One year after Oracle Corp. introduced Oracle Accelerate -- a program through which it offers bundles of rapid-deployment tools and applications preconfigured for specific vertical industries and situations -- some partners have said the semi-customized approach has changed the way they do business.
Competition in the enterprise resource planning (ERP) software solution market has become fierce in the midmarket, as Oracle, SAP, Microsoft, Salesforce.com and others vie for the small and medium-sized businesses (SMBs) that account for the bulk of the 8% growth in a segment that totaled $30.6 billion in 2006, according to IDC.
Both Salesforce.com's and Microsoft's Dynamics on-premise and Software as a Service (SaaS) offerings are aimed squarely at the midmarket, as is SAP's Business All-in-One. Last month SAP launched Business ByDesign, a separate product for smaller companies.
Oracle's strategy is to take advantage of the vertical-market integration work it and its channel partners have already done, by bundling specialized applications and integrated versions of Oracle E-Business Suite, JD Edwards EnterpriseOne, PeopleSoft Enterprise and Siebel with tools that help channel partners roll out the applications quickly.

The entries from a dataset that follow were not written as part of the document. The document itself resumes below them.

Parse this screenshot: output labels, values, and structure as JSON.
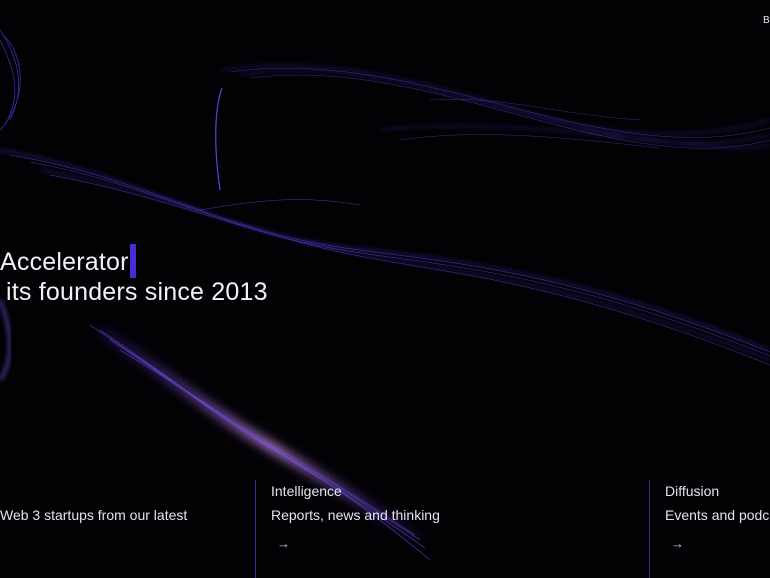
{
  "header": {
    "nav_text": "B"
  },
  "hero": {
    "line1": "Accelerator",
    "line2": "its founders since 2013",
    "cursor_color": "#4b2bd6"
  },
  "cards": [
    {
      "title": "",
      "desc": "Web 3 startups from our latest"
    },
    {
      "title": "Intelligence",
      "desc": "Reports, news and thinking",
      "arrow": "→"
    },
    {
      "title": "Diffusion",
      "desc": "Events and podcasts",
      "arrow": "→"
    }
  ],
  "colors": {
    "background": "#020104",
    "accent": "#4b2bd6",
    "stream": "#6a48ff",
    "stream_glow": "#e9a8ff"
  }
}
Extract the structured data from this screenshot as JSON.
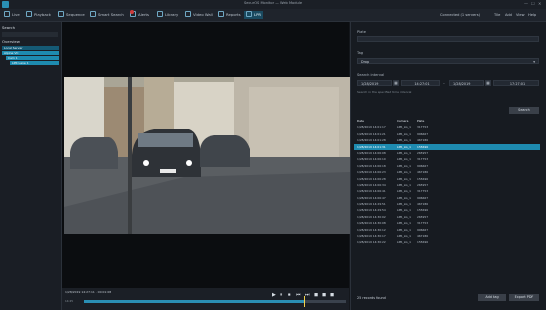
{
  "window": {
    "title": "SecurOS Monitor — Web Module",
    "controls": [
      "—",
      "☐",
      "✕"
    ]
  },
  "menu": {
    "tabs": [
      {
        "label": "Live",
        "icon": "camera-icon"
      },
      {
        "label": "Playback",
        "icon": "playback-icon"
      },
      {
        "label": "Sequence",
        "icon": "sequence-icon"
      },
      {
        "label": "Smart Search",
        "icon": "search-icon"
      },
      {
        "label": "Alerts",
        "icon": "alert-icon"
      },
      {
        "label": "Library",
        "icon": "library-icon"
      },
      {
        "label": "Video Wall",
        "icon": "video-wall-icon"
      },
      {
        "label": "Reports",
        "icon": "reports-icon"
      },
      {
        "label": "LPR",
        "icon": "lpr-icon"
      }
    ],
    "right": [
      {
        "label": "Connected (1 servers)"
      },
      {
        "label": "Tile"
      },
      {
        "label": "Add"
      },
      {
        "label": "View"
      },
      {
        "label": "Help"
      }
    ]
  },
  "left_panel": {
    "title": "Search",
    "subtitle": "Overview",
    "tree": [
      "Local Server",
      "Alpine VC",
      "Cam 1",
      "LPR Lane 1"
    ]
  },
  "player": {
    "timestamp": "1/28/2019 14:27:11 · 00:01:08",
    "buttons": [
      "▶",
      "⏸",
      "⏹",
      "⏮",
      "⏭",
      "◼",
      "◼",
      "◼"
    ],
    "timeline_labels": [
      "14:25",
      "14:26"
    ],
    "progress": 0.84
  },
  "right_panel": {
    "plate_label": "Plate",
    "tag_label": "Tag",
    "tag_value": "Drop",
    "interval_label": "Search interval",
    "from_date": "1/28/2019",
    "from_time": "14:27:01",
    "to_date": "1/28/2019",
    "to_time": "17:27:01",
    "separator": "–",
    "hint": "Search in the specified time interval",
    "search_button": "Search",
    "columns": [
      "Date",
      "Camera",
      "Plate"
    ],
    "rows": [
      [
        "1/28/2019 14:01:17",
        "LPR_LG_1",
        "317753"
      ],
      [
        "1/28/2019 14:01:21",
        "LPR_LG_1",
        "906667"
      ],
      [
        "1/28/2019 14:01:28",
        "LPR_LG_1",
        "467186"
      ],
      [
        "1/28/2019 14:01:31",
        "LPR_LG_1",
        "155696"
      ],
      [
        "1/28/2019 14:06:08",
        "LPR_LG_1",
        "265957"
      ],
      [
        "1/28/2019 14:06:10",
        "LPR_LG_1",
        "317753"
      ],
      [
        "1/28/2019 14:06:18",
        "LPR_LG_1",
        "906667"
      ],
      [
        "1/28/2019 14:06:23",
        "LPR_LG_1",
        "467186"
      ],
      [
        "1/28/2019 14:06:28",
        "LPR_LG_1",
        "155696"
      ],
      [
        "1/28/2019 14:06:34",
        "LPR_LG_1",
        "265957"
      ],
      [
        "1/28/2019 14:06:41",
        "LPR_LG_1",
        "317753"
      ],
      [
        "1/28/2019 14:06:47",
        "LPR_LG_1",
        "906667"
      ],
      [
        "1/28/2019 14:29:51",
        "LPR_LG_1",
        "467186"
      ],
      [
        "1/28/2019 14:29:54",
        "LPR_LG_1",
        "155696"
      ],
      [
        "1/28/2019 14:30:02",
        "LPR_LG_1",
        "265957"
      ],
      [
        "1/28/2019 14:30:08",
        "LPR_LG_1",
        "317753"
      ],
      [
        "1/28/2019 14:30:12",
        "LPR_LG_1",
        "906667"
      ],
      [
        "1/28/2019 14:30:17",
        "LPR_LG_1",
        "467186"
      ],
      [
        "1/28/2019 14:30:22",
        "LPR_LG_1",
        "155696"
      ]
    ],
    "selected_index": 3,
    "footer": "25 records found",
    "buttons": [
      "Add tag",
      "Export PDF"
    ]
  }
}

The tools are called Oracle Business Accelerators and include, for example, an automated setup routine that can automate much of the work of configuring business process workflow by asking the customer specific questions and applying the answers to the implementation.
Currently, partners are offering over 40 Oracle Accelerate software applications for industries including engineering and construction, financial services, high technology, industrial manufacturing and life sciences. Another 200 ERP software solution applications are being developed around the world, said Tony Kender, senior vice president of Oracle's Global Accelerate Program Office.
But for channel partners, the strength of the program is its ability to shorten project implementations, reduce costs and increase customer base.
"It's a game-changing program," said Don Landrum, vice president of Norcross, Ga.-based CD Group Inc., which has been with the program since it started and developed one of the 16 new Oracle Accelerate solutions announced last week.
"Before the program, the shortest implementation we ever saw was probably six months, and some were two years. Now I would say a typical implementation might take anywhere from 60 days to seven or eight months at the most," Landrum said.
With less time for implementation, the CD Group has reassigned its employees, who now spend less time on each project. The company has had to change its business model, as well, so that it can keep up with the need to work with many customers on comparatively short implementations rather than a few customers with longer project cycles.
"We are in 50% more deals right now than we were a year ago," Landrum said.
Additionally, the cost to the customer is reduced depending on the deal, by as much as 50%, Landrum estimated.
"A faster implementation means it's easier for us to capture those dollars," said Margot McDonnell, vice president of sales for King of Prussia, Pa.-based Business Technology Services Inc.
McDonnell said customers going through a long, phased implementation might start with financials, then move to human resources and supply chain applications.
"By the time you get nine months into the project, either they've become much more self-sufficient or they stop, because we could never get to phase two or phase three. It's easier for us to capture those dollars earlier," McDonnell said.
In addition to accelerating the sales cycle, Oracle offers Accelerate partners greater access to Oracle intellectual property, support, referral programs, co-marketing resources and -- most importantly -- pricing discounts, according to Simon Jacobson, senior research analyst with AMR Research Inc.
"Prior to putting in this program, there had been issues with the cycle time of being able to get feedback from the field, which [hindered] partners from giving an appropriate discount and in some cases kept Oracle out of some deals," Jacobson said.